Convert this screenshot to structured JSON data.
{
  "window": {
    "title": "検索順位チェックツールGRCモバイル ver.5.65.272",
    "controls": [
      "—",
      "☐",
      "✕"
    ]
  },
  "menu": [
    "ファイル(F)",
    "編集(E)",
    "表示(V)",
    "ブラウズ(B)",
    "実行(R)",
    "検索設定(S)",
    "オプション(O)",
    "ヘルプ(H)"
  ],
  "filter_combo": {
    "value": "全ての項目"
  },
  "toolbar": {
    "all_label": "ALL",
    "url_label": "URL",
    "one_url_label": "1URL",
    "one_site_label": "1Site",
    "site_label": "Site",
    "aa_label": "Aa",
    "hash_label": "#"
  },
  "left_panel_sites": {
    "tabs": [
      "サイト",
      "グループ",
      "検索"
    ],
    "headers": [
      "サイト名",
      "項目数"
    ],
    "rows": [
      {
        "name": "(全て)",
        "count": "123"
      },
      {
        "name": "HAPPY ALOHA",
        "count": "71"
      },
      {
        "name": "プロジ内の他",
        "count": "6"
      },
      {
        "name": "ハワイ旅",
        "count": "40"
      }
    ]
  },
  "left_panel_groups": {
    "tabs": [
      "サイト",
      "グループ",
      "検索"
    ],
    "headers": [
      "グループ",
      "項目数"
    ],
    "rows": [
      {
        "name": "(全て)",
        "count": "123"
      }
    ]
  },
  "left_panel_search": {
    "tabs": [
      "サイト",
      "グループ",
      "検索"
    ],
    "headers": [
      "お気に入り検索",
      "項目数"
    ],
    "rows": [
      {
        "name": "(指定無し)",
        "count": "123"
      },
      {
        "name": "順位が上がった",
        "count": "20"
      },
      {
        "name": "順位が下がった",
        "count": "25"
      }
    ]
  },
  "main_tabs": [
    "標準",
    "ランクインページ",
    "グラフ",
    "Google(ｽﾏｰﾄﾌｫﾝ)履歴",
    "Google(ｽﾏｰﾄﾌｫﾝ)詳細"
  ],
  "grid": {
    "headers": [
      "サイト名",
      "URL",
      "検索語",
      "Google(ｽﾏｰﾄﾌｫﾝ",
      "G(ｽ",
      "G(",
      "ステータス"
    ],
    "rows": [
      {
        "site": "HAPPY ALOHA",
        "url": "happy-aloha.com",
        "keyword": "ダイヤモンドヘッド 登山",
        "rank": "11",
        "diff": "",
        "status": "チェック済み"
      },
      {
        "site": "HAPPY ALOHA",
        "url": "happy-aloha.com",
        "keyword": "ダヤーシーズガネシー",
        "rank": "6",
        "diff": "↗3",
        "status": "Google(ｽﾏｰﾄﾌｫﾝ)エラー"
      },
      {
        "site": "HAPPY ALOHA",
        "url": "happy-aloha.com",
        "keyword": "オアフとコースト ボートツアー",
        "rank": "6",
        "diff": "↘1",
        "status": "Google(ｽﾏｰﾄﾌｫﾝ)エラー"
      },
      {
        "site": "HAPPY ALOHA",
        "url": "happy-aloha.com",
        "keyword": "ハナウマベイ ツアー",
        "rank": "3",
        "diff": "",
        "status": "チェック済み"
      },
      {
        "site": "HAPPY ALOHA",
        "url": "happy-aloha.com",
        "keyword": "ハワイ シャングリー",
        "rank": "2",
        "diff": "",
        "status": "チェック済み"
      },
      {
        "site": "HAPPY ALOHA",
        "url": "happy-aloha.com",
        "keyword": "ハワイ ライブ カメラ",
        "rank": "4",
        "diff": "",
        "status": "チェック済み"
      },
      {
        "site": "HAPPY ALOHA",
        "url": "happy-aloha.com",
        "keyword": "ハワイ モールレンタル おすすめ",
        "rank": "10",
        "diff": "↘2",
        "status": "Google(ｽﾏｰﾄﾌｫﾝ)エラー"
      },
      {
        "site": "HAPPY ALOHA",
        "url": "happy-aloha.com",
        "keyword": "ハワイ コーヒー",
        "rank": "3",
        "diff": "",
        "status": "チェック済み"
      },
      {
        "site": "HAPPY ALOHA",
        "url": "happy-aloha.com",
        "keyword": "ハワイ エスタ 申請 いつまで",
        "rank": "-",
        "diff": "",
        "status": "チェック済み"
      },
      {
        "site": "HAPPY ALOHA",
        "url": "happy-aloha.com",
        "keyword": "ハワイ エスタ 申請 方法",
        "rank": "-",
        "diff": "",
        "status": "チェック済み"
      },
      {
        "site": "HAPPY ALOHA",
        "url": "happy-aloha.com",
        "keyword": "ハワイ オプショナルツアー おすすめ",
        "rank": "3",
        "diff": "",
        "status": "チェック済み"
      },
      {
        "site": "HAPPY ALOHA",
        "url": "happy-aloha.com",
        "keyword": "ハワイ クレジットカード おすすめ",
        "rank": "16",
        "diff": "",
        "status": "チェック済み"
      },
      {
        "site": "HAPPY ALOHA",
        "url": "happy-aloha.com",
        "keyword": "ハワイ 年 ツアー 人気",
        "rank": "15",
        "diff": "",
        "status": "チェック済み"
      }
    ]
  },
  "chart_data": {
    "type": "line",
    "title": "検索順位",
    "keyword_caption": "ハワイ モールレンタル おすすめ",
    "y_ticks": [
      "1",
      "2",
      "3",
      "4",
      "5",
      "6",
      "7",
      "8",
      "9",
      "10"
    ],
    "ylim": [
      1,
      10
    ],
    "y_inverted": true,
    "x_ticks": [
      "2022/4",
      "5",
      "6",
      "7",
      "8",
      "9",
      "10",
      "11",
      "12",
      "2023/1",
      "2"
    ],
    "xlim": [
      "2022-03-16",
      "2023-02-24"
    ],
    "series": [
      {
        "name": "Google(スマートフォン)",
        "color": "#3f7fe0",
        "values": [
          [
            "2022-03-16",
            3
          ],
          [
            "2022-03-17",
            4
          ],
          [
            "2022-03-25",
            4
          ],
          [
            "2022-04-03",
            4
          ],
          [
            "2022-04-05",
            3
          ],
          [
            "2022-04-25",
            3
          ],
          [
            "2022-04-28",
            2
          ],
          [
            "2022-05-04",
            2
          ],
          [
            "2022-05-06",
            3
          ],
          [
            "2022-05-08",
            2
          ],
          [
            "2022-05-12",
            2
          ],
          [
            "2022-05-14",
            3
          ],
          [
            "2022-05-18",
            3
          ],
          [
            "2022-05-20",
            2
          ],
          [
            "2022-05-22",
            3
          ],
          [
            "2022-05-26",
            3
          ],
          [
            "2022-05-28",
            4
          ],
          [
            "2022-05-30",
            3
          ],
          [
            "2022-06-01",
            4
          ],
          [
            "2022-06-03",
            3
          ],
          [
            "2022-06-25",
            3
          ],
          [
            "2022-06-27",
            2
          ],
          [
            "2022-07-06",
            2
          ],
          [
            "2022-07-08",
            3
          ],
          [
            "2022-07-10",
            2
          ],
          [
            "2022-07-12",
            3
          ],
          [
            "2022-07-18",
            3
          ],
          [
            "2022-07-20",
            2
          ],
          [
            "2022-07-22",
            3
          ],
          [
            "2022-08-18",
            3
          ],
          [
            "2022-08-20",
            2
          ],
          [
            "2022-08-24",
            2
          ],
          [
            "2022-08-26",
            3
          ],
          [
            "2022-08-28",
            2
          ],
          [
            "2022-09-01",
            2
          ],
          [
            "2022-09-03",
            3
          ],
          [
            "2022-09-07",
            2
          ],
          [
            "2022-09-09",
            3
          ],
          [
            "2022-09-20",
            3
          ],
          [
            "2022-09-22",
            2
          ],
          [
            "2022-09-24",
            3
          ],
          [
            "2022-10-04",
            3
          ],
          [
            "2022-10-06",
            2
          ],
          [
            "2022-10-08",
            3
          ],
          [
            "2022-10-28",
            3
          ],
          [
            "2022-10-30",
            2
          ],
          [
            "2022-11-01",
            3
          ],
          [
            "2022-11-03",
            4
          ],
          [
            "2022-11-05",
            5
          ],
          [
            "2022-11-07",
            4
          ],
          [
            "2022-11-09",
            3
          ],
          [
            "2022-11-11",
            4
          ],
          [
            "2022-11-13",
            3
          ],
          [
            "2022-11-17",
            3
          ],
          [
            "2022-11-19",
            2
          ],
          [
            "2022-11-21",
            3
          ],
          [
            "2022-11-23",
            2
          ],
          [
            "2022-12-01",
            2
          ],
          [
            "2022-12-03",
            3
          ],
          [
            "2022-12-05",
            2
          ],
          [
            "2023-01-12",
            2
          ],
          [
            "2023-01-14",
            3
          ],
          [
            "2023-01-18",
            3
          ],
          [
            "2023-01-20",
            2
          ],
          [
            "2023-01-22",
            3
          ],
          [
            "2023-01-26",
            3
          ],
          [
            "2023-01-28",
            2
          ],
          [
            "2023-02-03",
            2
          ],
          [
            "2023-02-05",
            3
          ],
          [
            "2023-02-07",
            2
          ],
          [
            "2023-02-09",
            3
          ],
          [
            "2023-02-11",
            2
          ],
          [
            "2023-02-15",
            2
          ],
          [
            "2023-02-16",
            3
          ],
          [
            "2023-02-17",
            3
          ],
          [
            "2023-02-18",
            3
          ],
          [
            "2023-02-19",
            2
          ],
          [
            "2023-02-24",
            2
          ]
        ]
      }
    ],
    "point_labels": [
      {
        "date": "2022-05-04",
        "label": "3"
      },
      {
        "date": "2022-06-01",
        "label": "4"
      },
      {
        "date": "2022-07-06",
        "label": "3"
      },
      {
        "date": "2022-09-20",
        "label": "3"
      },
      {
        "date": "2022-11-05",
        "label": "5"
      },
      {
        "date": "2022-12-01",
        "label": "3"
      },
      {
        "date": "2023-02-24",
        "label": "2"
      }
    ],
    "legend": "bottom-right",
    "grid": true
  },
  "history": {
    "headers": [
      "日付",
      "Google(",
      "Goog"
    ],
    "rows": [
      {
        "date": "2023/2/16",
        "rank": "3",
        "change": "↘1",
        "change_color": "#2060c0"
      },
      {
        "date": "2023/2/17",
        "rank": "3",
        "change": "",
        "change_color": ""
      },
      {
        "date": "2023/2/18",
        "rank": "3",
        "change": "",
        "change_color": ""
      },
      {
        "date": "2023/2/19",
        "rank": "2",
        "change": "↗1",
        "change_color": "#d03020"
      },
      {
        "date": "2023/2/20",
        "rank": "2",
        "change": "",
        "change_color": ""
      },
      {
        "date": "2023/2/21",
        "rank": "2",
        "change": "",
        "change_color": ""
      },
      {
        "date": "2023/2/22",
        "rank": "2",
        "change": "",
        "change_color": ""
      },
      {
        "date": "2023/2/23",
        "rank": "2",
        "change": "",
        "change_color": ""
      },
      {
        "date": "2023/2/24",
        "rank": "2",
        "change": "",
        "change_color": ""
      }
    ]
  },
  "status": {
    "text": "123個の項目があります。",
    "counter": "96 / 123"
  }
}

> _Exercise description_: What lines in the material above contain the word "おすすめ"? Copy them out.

> _Problem solution_:
        "keyword": "ハワイ モールレンタル おすすめ",
        "keyword": "ハワイ オプショナルツアー おすすめ",
        "keyword": "ハワイ クレジットカード おすすめ",
    "keyword_caption": "ハワイ モールレンタル おすすめ",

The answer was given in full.